[TASK DIRECTIONS] Show, from the entries below, every line in which "موسیقی" appears.

Data entries

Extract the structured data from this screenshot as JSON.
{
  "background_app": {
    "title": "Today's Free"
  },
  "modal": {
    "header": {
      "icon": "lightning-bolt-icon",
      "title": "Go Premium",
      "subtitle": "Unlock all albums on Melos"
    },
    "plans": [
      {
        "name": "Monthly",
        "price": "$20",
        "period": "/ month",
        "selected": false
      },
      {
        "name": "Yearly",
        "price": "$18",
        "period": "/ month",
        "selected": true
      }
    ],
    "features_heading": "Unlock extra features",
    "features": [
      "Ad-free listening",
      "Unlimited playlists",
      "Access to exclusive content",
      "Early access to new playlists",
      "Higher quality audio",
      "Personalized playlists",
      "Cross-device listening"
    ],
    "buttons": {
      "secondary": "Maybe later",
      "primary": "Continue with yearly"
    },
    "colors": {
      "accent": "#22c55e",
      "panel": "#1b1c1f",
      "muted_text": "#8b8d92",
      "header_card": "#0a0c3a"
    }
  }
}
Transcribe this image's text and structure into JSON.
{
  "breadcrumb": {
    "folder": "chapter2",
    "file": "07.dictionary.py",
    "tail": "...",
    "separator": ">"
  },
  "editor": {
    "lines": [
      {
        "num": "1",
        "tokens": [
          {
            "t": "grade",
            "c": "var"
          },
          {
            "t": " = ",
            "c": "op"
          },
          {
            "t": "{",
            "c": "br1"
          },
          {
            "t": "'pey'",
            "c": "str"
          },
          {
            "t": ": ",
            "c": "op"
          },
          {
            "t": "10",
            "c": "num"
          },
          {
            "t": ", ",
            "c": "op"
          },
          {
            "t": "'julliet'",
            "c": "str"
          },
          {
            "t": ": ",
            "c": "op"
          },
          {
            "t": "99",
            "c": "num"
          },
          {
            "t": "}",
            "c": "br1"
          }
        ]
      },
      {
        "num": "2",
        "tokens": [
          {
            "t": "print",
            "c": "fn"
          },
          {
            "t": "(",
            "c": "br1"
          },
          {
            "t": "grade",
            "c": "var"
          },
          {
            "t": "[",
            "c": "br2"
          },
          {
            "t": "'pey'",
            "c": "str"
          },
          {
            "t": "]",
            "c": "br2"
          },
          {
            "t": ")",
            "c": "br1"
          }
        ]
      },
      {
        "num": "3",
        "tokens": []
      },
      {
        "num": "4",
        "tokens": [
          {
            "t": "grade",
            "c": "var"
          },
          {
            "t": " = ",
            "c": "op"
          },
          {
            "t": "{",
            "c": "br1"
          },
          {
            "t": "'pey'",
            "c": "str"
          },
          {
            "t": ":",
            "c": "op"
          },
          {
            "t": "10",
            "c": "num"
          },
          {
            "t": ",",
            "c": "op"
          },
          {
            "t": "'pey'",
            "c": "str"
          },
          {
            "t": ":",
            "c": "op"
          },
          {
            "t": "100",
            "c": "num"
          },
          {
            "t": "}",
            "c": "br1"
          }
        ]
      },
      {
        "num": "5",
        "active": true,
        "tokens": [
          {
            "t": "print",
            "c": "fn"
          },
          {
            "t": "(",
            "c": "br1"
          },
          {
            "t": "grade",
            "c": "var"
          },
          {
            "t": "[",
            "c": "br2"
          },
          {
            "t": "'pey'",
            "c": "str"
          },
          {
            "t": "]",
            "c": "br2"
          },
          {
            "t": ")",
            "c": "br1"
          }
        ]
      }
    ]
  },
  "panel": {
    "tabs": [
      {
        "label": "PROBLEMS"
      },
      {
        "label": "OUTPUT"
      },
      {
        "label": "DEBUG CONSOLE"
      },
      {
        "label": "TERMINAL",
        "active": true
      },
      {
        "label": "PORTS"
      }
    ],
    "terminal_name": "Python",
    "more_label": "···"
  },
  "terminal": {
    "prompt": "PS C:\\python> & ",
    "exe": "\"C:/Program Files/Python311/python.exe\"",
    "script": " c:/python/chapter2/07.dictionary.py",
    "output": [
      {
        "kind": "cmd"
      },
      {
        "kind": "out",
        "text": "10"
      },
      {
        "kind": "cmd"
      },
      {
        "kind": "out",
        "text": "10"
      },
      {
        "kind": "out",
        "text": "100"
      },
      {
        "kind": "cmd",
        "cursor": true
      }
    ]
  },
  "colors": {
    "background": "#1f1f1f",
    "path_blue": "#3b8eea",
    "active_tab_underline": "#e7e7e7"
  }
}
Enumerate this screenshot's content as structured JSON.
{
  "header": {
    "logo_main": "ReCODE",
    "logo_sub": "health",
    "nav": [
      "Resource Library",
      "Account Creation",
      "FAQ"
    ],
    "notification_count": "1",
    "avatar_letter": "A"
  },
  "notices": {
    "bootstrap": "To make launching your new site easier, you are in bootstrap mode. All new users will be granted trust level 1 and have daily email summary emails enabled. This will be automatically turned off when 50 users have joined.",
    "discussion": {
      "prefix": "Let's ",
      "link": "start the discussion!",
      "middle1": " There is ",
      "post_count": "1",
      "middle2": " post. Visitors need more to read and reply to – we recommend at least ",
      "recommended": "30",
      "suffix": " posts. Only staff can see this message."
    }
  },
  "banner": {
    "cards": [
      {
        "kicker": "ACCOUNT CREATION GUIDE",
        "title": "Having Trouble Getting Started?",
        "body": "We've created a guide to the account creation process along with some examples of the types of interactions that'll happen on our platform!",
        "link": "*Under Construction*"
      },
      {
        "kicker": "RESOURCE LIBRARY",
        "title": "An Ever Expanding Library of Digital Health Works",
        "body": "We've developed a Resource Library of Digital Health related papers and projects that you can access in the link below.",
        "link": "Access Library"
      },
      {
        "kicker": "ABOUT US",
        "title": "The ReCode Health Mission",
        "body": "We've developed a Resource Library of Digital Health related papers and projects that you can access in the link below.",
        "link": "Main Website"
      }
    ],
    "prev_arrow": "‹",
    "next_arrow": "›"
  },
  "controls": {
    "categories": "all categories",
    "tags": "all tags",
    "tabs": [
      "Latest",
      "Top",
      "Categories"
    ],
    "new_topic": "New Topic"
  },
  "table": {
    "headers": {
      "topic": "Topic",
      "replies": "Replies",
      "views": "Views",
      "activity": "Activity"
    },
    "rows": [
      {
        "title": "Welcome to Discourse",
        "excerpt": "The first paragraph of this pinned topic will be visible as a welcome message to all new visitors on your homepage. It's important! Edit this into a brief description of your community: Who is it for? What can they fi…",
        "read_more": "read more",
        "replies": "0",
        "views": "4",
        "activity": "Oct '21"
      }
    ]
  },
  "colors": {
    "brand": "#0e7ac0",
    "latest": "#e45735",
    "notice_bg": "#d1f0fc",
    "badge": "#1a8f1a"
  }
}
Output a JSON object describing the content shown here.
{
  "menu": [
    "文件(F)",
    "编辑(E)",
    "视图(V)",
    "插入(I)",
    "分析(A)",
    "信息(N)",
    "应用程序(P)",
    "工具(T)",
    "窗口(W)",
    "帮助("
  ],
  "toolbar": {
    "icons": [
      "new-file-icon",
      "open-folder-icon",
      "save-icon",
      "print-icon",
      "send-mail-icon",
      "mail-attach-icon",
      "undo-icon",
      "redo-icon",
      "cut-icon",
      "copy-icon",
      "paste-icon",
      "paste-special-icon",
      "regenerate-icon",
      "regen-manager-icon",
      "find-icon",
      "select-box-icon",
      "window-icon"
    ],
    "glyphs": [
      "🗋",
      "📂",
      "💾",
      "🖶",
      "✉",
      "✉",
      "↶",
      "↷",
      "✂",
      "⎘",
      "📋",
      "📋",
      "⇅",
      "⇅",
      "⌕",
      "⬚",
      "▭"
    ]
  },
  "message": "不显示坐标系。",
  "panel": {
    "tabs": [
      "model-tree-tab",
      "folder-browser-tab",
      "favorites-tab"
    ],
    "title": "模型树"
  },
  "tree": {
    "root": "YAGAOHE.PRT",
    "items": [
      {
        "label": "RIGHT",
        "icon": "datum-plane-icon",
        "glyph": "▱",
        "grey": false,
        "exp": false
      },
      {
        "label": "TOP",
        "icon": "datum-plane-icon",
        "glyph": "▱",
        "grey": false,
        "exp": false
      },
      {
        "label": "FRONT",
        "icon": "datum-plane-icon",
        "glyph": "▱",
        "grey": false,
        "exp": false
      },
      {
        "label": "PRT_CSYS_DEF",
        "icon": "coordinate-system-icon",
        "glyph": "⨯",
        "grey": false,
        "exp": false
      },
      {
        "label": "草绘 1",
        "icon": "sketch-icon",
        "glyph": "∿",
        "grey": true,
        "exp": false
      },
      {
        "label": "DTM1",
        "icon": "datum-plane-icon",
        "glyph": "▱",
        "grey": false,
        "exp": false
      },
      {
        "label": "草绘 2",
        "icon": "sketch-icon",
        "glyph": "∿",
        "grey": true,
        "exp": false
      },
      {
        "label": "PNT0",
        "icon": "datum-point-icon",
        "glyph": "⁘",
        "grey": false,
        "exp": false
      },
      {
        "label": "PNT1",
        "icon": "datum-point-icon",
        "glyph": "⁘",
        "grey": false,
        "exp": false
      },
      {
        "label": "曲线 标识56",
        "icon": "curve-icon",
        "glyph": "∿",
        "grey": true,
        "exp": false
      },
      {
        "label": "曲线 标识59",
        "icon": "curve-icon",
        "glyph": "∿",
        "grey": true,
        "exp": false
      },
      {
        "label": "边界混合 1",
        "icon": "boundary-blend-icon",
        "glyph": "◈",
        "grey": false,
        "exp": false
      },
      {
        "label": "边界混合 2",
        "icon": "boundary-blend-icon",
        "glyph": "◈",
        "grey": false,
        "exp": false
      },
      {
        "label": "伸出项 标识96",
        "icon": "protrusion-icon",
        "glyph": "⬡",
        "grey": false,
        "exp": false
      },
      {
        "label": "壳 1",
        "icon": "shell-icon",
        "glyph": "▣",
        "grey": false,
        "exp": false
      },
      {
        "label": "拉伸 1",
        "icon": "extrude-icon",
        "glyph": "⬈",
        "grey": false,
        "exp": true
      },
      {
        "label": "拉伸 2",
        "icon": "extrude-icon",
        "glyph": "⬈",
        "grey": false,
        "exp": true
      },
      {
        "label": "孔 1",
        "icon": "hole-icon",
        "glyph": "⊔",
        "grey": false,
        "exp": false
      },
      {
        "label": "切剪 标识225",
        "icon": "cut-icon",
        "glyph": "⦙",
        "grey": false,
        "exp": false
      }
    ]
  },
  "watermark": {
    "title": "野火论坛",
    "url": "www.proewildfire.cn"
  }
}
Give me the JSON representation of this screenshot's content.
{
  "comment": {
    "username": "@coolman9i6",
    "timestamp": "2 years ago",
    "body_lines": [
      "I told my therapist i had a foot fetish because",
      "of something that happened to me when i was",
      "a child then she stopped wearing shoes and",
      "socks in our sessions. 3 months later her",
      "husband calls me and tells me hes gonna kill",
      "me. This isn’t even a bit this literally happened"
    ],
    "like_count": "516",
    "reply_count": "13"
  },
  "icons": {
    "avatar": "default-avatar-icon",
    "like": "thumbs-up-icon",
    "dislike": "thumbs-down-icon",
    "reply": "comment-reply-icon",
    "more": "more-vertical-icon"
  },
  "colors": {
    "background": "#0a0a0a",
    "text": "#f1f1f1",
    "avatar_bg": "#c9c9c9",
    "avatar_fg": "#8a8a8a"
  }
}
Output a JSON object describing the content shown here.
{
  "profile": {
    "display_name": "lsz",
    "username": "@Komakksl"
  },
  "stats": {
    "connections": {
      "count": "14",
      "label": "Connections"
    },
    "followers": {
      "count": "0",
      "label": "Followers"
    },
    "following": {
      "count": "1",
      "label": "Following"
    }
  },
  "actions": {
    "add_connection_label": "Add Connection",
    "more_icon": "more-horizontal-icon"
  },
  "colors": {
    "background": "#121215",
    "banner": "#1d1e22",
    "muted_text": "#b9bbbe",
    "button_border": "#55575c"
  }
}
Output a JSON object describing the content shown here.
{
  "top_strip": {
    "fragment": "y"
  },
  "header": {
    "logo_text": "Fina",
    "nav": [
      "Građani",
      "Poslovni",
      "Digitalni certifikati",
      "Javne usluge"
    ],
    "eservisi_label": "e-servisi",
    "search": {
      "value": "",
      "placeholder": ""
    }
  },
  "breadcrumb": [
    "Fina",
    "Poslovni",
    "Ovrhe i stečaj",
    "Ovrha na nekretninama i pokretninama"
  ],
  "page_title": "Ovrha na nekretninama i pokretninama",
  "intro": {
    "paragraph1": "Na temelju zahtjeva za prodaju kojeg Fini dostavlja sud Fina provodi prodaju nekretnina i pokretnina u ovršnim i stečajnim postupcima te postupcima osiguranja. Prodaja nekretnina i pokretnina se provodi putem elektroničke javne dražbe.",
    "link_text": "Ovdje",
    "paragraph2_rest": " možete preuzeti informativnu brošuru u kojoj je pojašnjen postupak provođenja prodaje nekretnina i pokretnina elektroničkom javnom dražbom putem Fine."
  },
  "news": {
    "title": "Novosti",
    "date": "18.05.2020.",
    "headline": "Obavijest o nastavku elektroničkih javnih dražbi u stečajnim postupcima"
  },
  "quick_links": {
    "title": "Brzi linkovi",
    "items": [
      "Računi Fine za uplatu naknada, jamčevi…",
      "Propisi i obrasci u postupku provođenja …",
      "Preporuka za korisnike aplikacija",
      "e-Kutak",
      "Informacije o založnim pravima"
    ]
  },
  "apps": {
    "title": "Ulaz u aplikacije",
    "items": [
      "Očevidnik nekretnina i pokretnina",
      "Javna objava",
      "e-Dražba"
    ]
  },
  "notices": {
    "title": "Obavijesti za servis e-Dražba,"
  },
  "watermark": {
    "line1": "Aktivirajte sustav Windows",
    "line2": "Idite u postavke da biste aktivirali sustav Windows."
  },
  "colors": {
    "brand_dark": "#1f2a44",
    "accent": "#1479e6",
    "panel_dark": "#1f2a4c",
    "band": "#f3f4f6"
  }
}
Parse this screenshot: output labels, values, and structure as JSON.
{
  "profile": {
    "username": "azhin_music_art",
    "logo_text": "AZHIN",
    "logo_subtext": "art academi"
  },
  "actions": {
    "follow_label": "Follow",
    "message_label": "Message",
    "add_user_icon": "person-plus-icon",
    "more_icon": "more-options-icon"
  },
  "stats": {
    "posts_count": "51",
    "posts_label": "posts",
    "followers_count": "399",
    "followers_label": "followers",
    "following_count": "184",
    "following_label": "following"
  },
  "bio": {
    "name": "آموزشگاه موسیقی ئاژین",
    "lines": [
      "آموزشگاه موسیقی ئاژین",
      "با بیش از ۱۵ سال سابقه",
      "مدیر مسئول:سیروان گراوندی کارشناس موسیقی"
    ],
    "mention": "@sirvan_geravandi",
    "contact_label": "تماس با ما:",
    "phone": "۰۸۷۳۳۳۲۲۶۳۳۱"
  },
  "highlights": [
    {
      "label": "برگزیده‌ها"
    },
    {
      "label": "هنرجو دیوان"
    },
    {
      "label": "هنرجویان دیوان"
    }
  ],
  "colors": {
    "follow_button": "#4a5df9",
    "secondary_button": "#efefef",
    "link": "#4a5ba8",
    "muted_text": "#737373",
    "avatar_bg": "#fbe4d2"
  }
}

[TASK ANSWER]
    "name": "آموزشگاه موسیقی ئاژین",
      "آموزشگاه موسیقی ئاژین",
      "مدیر مسئول:سیروان گراوندی کارشناس موسیقی"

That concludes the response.